An experiment using yeast to produce alcohol and carbon dioxide

The man is a font of fascinating information about health, nutrition, probiotics, gluten intolerance, and fermented foods. He's been baking traditional sourdough bread since I'm not talking about the fake stuff you find in grocery stores — this is bread made from a living sourdough starter. Most modern bread is made with baker's yeast.

An experiment using yeast to produce alcohol and carbon dioxide

An experiment using yeast to produce alcohol and carbon dioxide

We fed our yeast colored sugar. You can make your own colored sugar Add food coloring to the sugar, place it in a single layer, and allow it to dry.

Preparing Yeast and Yeast Starters - How to Brew

Allow your children to experiment with the amounts of yeast, warm water, and sugar they use. Set up different bowls.

An experiment using yeast to produce alcohol and carbon dioxide

To create a good experiment, you should only change one variable at a time. For example, set up 3 bowls. Keep the amount of yeast and warm water used the same in each bowl. Add different amounts of sugar to each of the bowls. Observe what happens in each of the bowls. Talk about what is causing this.

A safety side note: While the bubbles look fun to touch and explore, I would only do this with a spoon. Not only does the yeast produce carbon dioxide but it also makes alcohol. Try a new experiment and change a different variable — change the amount of yeast or the temperature of water.

Stir the bubbles and you might see this. They start to break apart. Or you could get a cool layer of foam like this. Instead of using a bowl to observe the yeast, you can set up your experiment in a plastic bottle with a balloon.

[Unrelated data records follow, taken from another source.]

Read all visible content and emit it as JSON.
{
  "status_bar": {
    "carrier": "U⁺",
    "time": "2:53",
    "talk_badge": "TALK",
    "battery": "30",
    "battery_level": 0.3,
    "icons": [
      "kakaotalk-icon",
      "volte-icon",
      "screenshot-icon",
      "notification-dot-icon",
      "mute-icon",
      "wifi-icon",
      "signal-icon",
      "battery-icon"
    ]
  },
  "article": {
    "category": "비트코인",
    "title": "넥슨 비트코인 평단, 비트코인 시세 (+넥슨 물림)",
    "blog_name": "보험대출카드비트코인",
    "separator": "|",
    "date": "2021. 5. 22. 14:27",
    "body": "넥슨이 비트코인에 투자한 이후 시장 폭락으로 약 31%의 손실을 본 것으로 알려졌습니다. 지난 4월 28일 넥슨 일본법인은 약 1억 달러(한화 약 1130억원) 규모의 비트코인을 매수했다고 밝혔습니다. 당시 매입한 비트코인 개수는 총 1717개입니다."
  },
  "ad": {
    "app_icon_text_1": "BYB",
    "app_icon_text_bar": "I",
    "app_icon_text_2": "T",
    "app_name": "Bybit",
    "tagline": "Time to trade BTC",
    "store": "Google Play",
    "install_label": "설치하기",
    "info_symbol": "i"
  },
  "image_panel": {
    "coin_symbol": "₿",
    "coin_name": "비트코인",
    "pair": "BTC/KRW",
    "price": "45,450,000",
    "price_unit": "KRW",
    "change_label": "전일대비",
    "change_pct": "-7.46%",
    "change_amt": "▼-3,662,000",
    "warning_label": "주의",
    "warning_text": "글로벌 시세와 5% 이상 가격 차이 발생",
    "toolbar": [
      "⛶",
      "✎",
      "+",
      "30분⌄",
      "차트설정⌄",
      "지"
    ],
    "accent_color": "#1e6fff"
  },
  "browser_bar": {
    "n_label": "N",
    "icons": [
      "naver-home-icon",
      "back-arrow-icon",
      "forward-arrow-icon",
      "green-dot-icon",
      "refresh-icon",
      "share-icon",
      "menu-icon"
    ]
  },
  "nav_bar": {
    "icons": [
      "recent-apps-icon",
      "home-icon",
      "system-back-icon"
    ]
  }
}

The goal here is to see how much carbon dioxide is being produced by the yeast. The balloon will inflate as the carbon dioxide fills the container.

Conducting the yeast experiment in plastic bottles is a good option for younger kids. More about Yeast Yeast is a single-celled fungus.

Yeast converts sugar into carbon dioxide and ethanol anaerobic respiration. The carbon dioxide produced by the yeast is what makes the bread expand and rise. Yeast need sugar to do respiration. More Science Experiments to Try.Without microbiology, you wouldn't be able to enjoy a refreshing adult beverage after work.

In this lesson, we will examine the role of yeast in alcohol production. Fermentation is an anaerobic process, meaning it does not require oxygen in order to occur. However, even when oxygen is abundant, yeast cells prefer fermentation to aerobic respiration, provided a sufficient supply of sugar is available.

Add the packet of yeast and the sugar to the cup of warm water and stir. 3. Once the yeast and sugar have dissolved, pour the mixture into the bottle. You’ll notice the water bubbling as the yeast produces carbon dioxide.

4. Attach the balloon to the mouth of the bottle, and set both aside. 5. Gas fermentation using acetogenic bacteria such as Clostridium autoethanogenum offers an attractive route for production of fuel ethanol from industrial waste gases.

Acetate reduction to acetaldehyde and further to ethanol via an aldehyde: ferredoxin oxidoreductase (AOR) and alcohol dehydrogenase has been postulated alongside the classic pathway of ethanol formation via a bi-functional.

Preparing Dry Yeast. Dry yeast should be re-hydrated in water before pitching. Often the concentration of sugars in wort is high enough that the yeast can not draw enough water across the cell membranes to restart their metabolism.

Q & A: Yeast Gases | Department of Physics | University of Illinois at Urbana-Champaign

5 8. Did the yeast produce different amounts of carbon dioxide with different sucrose concentrations? Do the results match your hypothesis? 9.

Carbon dioxide - Wikipedia